Chekhov is usually called “Shakespeare of the 20th century”. Indeed, his dramaturgy, like Shakespeare’s, played a huge pivotal role in the history of the world drama. Born in Russia at the turn of the new century, she developed into such an innovative artistic system that defined the ways of the future development of drama and theater around the world.
Of course, the innovation of Chekhov’s dramaturgy was prepared by the searches and discoveries of his great predecessors, the dramatic works of Pushkin and Gogol, Ostrovsky and Turgenev, whose good and strong tradition he relied on. But it was Chekhov’s plays that made a genuine revolution in the theatrical thinking of his time. His entry into the field of drama marked a new starting point in the history of Russian artistic culture. By the end of the nineteenth century, Russian drama was in a state of almost disrepair.
Under the pen of craftsmen, the once high traditions of the drama degenerated into routine cliches, turned into the deadened canons. The scene is too noticeably removed from life. At that time, when the great prose of Tolstoy and Dostoevsky Russian prose was raised to an unprecedented height, the Russian drama dragged on a miserable existence. Overcome this gap between prose and drama, between literature and theater and was destined to none other than Chekhov.

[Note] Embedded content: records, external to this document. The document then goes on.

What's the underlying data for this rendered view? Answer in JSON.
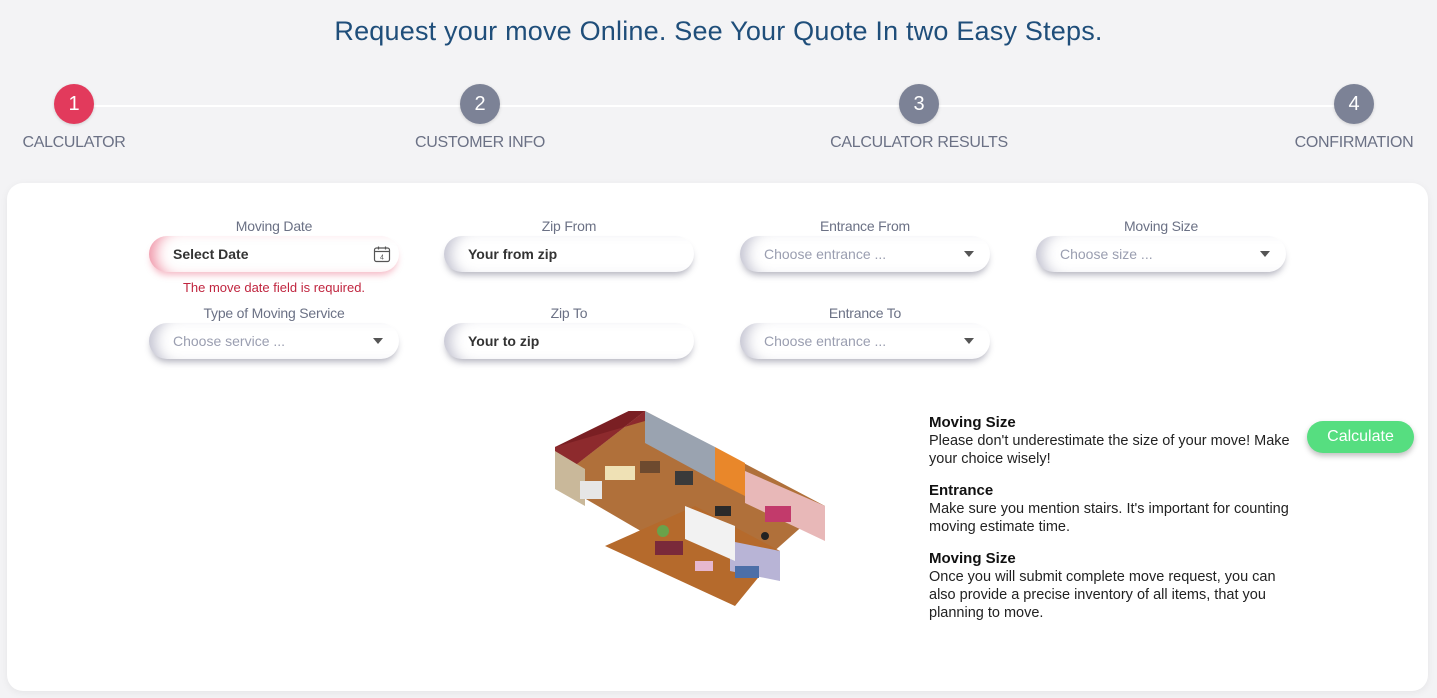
{
  "page": {
    "title": "Request your move Online. See Your Quote In two Easy Steps."
  },
  "steps": [
    {
      "number": "1",
      "label": "CALCULATOR",
      "active": true
    },
    {
      "number": "2",
      "label": "CUSTOMER INFO",
      "active": false
    },
    {
      "number": "3",
      "label": "CALCULATOR RESULTS",
      "active": false
    },
    {
      "number": "4",
      "label": "CONFIRMATION",
      "active": false
    }
  ],
  "form": {
    "moving_date": {
      "label": "Moving Date",
      "value": "Select Date",
      "error": "The move date field is required.",
      "calendar_day": "4"
    },
    "zip_from": {
      "label": "Zip From",
      "value": "Your from zip"
    },
    "entrance_from": {
      "label": "Entrance From",
      "placeholder": "Choose entrance ..."
    },
    "moving_size": {
      "label": "Moving Size",
      "placeholder": "Choose size ..."
    },
    "service_type": {
      "label": "Type of Moving Service",
      "placeholder": "Choose service ..."
    },
    "zip_to": {
      "label": "Zip To",
      "value": "Your to zip"
    },
    "entrance_to": {
      "label": "Entrance To",
      "placeholder": "Choose entrance ..."
    }
  },
  "info": [
    {
      "title": "Moving Size",
      "text": "Please don't underestimate the size of your move! Make your choice wisely!"
    },
    {
      "title": "Entrance",
      "text": "Make sure you mention stairs. It's important for counting moving estimate time."
    },
    {
      "title": "Moving Size",
      "text": "Once you will submit complete move request, you can also provide a precise inventory of all items, that you planning to move."
    }
  ],
  "actions": {
    "calculate_label": "Calculate"
  },
  "colors": {
    "accent_active": "#e23a5c",
    "step_inactive": "#7c8296",
    "title": "#1f4e7a",
    "calculate": "#56de80",
    "error": "#c0253f"
  }
}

By his efforts, the Russian stage was raised to the level of great Russian literature, to the level of Tolstoy
Contemporaries did not think that he simply offered short written great novels for the stage. His plays were struck by an unusual narrative, a realistic thoroughness of his manner. This manner was not accidental. Chekhov was convinced that the drama can not be the property of only outstanding, exceptional personalities, a springboard for only grandiose events. He wanted to discover the drama of the most ordinary everyday reality. In order to give access to the drama of everyday life, Chekhov had to destroy all the obsolete, firmly entrenched dramaturgic canons. “Let everything on the stage be as simple and at the same time as difficult as in life: people are dining, only having dinner, and at that time their happiness is built up and their lives are broken,” Chekhov said, deducing the formula of the new drama. And he began to write plays,

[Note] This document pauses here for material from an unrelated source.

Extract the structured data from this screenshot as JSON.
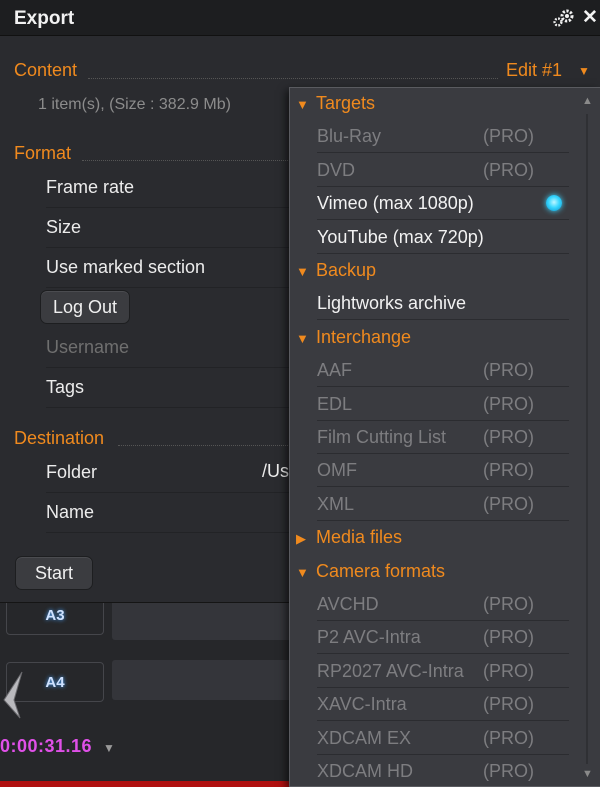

But under the upper layer of everyday life, in an unbiased, seemingly randomly scooped daily routine, where people “just dined”, he discovered an unexpected drama “composing their happiness and shattering their lives.” Deeply hidden in the underwater current of life, the drama of everyday life was the first most important discovery of the writer. This discovery required a revision of the former conception of characters, the correlation of the hero and the environment, another construction of the plot and conflict, another function of events, the breaking of the usual notions of dramatic action, its string, culmination and denouement, the appointment of the word and silence, gesture and gaze.
In short, the entire dramatic structure from top to bottom has undergone a complete re-creation. Chekhov ridiculed the power of everyday life over a man, showed how in a vulgar milieu, any human emotion melts and distorts, as a solemn ritual (funeral, wedding, jubilee) turns into an absurdity, as everyday life kills holidays. Discovering vulgarity in every cell of life, Chekhov combined merry mockery with good humor. He laughed at the human absurdity, but he did not kill the man himself with laughter.

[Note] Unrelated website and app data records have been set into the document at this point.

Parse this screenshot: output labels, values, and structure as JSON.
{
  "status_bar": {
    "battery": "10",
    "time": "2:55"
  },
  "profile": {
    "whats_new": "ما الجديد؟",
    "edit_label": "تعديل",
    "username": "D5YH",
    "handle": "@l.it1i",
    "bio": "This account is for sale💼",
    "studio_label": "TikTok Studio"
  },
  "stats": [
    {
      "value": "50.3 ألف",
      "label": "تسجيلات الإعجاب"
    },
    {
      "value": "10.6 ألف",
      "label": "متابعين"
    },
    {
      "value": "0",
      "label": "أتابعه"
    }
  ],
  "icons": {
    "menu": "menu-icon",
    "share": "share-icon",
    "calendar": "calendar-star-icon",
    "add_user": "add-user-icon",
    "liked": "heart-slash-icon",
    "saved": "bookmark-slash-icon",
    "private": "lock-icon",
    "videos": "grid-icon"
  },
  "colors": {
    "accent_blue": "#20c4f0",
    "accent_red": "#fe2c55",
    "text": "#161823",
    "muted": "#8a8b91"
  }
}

In peaceful everyday life, he saw not only a threat, but also protection, valued the worldly comfort, the warmth of the hearth, the saving power of gravity. The genre of vaudeville gravitated toward tragic fares and tragicomedy. Perhaps that is why his jocular stories concealed the motive of humanity, understanding and sympathy.